Aim of the task
Could you please repeat the entries below word for word, with the images left out?
┄┄┄┄┄┄
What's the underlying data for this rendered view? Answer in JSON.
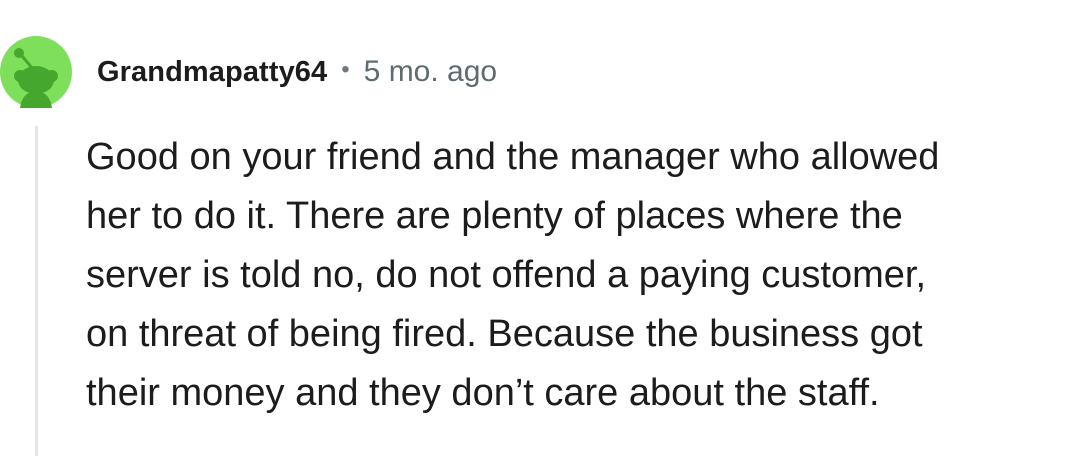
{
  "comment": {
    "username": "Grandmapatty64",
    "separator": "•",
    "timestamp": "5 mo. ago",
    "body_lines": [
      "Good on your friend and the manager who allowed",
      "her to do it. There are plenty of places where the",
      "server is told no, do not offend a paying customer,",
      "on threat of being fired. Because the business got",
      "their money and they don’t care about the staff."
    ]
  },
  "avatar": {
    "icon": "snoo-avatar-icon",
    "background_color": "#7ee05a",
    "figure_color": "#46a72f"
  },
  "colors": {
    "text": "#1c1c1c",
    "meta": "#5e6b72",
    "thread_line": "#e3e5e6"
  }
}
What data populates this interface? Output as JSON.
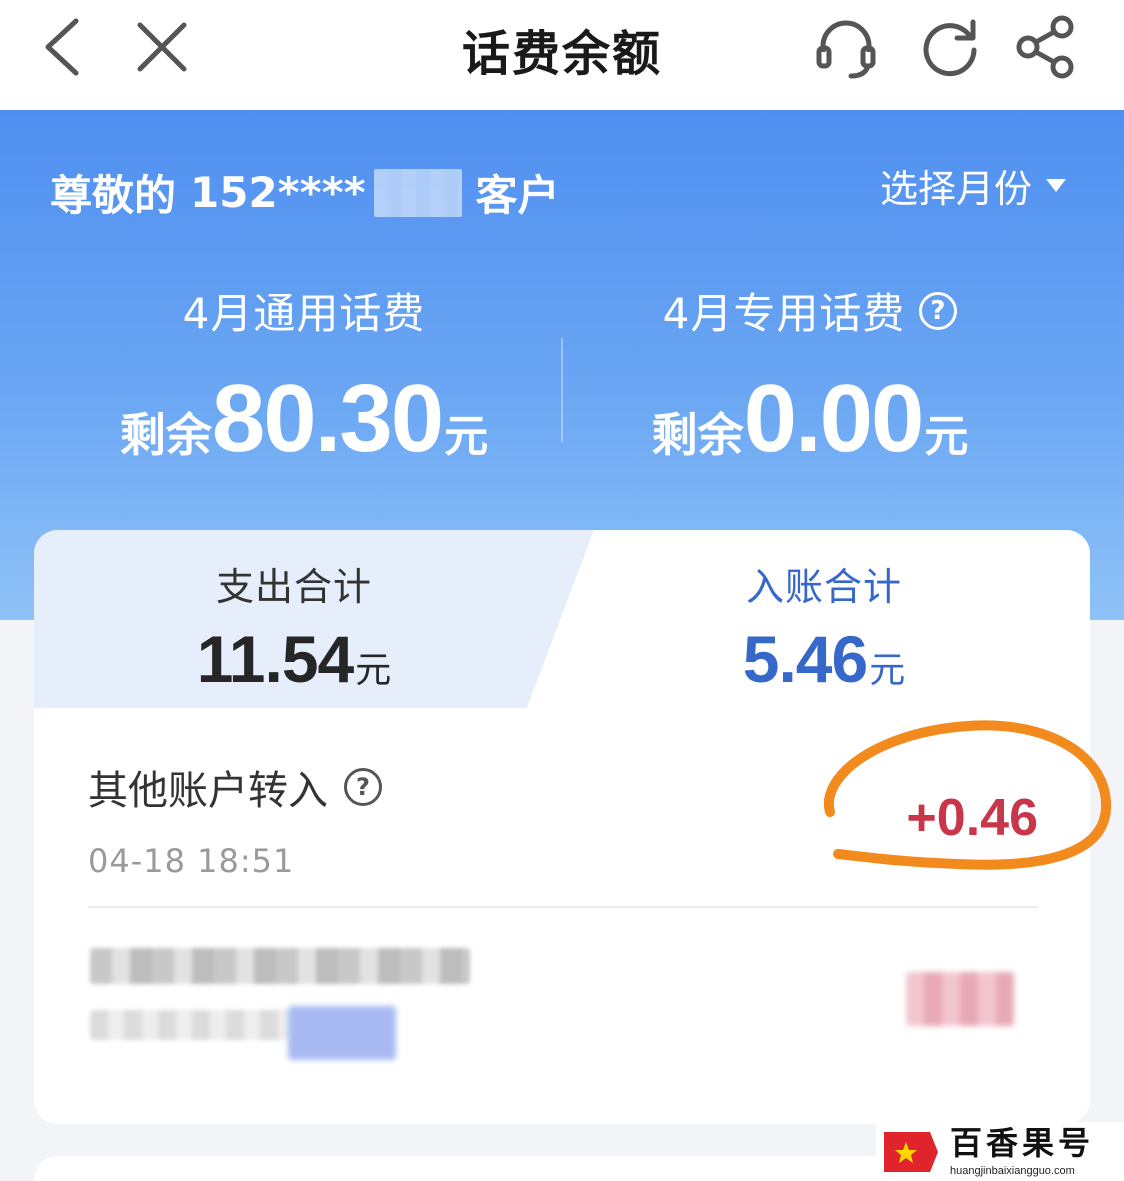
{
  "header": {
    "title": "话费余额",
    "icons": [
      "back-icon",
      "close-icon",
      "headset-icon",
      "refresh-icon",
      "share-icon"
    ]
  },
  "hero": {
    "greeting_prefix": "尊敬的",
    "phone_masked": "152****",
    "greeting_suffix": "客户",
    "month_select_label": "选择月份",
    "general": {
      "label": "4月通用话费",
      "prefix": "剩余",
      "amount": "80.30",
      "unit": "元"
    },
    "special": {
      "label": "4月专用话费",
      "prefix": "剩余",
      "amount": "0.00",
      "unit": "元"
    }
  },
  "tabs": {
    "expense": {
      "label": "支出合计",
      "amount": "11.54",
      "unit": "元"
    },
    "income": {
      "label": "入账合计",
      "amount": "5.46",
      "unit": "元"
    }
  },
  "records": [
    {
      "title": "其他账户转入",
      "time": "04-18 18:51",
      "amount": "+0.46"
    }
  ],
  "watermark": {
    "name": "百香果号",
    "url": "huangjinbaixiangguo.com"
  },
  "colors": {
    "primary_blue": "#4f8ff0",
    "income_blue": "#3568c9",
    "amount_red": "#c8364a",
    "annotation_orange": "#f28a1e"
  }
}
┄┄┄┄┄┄
Answer to this task
What's the underlying data for this rendered view? Answer in JSON.
{
  "comment": {
    "username": "Grandmapatty64",
    "separator": "•",
    "timestamp": "5 mo. ago",
    "body_lines": [
      "Good on your friend and the manager who allowed",
      "her to do it. There are plenty of places where the",
      "server is told no, do not offend a paying customer,",
      "on threat of being fired. Because the business got",
      "their money and they don’t care about the staff."
    ]
  },
  "avatar": {
    "icon": "snoo-avatar-icon",
    "background_color": "#7ee05a",
    "figure_color": "#46a72f"
  },
  "colors": {
    "text": "#1c1c1c",
    "meta": "#5e6b72",
    "thread_line": "#e3e5e6"
  }
}
What data populates this interface? Output as JSON.
{
  "header": {
    "title": "话费余额",
    "icons": [
      "back-icon",
      "close-icon",
      "headset-icon",
      "refresh-icon",
      "share-icon"
    ]
  },
  "hero": {
    "greeting_prefix": "尊敬的",
    "phone_masked": "152****",
    "greeting_suffix": "客户",
    "month_select_label": "选择月份",
    "general": {
      "label": "4月通用话费",
      "prefix": "剩余",
      "amount": "80.30",
      "unit": "元"
    },
    "special": {
      "label": "4月专用话费",
      "prefix": "剩余",
      "amount": "0.00",
      "unit": "元"
    }
  },
  "tabs": {
    "expense": {
      "label": "支出合计",
      "amount": "11.54",
      "unit": "元"
    },
    "income": {
      "label": "入账合计",
      "amount": "5.46",
      "unit": "元"
    }
  },
  "records": [
    {
      "title": "其他账户转入",
      "time": "04-18 18:51",
      "amount": "+0.46"
    }
  ],
  "watermark": {
    "name": "百香果号",
    "url": "huangjinbaixiangguo.com"
  },
  "colors": {
    "primary_blue": "#4f8ff0",
    "income_blue": "#3568c9",
    "amount_red": "#c8364a",
    "annotation_orange": "#f28a1e"
  }
}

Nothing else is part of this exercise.